* [PROBLEM DESCRIPTION]: Could you show all lines in the entries below that contain the string "Computer"?

* [Dataset rows describing interfaces]:
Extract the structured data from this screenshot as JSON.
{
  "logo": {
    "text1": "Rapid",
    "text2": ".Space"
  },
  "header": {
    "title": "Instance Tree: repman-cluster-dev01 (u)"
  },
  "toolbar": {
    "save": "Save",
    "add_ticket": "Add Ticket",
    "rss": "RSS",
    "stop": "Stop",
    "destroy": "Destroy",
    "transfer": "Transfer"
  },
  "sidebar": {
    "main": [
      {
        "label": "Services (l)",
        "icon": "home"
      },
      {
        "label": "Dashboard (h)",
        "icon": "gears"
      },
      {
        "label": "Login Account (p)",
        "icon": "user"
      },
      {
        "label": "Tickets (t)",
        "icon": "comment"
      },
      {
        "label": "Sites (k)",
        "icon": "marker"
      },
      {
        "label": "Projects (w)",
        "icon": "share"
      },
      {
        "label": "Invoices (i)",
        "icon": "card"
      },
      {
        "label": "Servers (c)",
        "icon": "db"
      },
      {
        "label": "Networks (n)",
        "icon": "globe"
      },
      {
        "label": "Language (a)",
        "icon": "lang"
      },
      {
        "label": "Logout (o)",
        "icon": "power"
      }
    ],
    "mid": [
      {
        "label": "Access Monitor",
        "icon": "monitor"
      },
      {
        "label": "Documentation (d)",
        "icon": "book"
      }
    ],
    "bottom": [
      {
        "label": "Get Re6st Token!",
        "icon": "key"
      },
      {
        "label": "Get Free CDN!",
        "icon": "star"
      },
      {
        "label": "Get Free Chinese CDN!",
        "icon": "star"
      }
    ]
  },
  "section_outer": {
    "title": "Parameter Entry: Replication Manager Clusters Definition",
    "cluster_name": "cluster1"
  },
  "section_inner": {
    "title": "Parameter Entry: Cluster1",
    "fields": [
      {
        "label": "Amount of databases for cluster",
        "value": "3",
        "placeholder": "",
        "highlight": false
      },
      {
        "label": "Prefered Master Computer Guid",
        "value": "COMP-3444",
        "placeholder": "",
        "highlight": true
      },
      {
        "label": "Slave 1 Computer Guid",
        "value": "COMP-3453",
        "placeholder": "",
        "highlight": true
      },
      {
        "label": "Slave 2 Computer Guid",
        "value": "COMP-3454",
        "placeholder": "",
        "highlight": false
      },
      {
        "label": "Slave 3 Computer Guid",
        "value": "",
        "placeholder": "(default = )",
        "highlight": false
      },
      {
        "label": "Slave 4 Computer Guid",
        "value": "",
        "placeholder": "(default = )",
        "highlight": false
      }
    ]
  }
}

* [SOLUTION FOR THIS EXERCISE]:
        "label": "Prefered Master Computer Guid",
        "label": "Slave 1 Computer Guid",
        "label": "Slave 2 Computer Guid",
        "label": "Slave 3 Computer Guid",
        "label": "Slave 4 Computer Guid",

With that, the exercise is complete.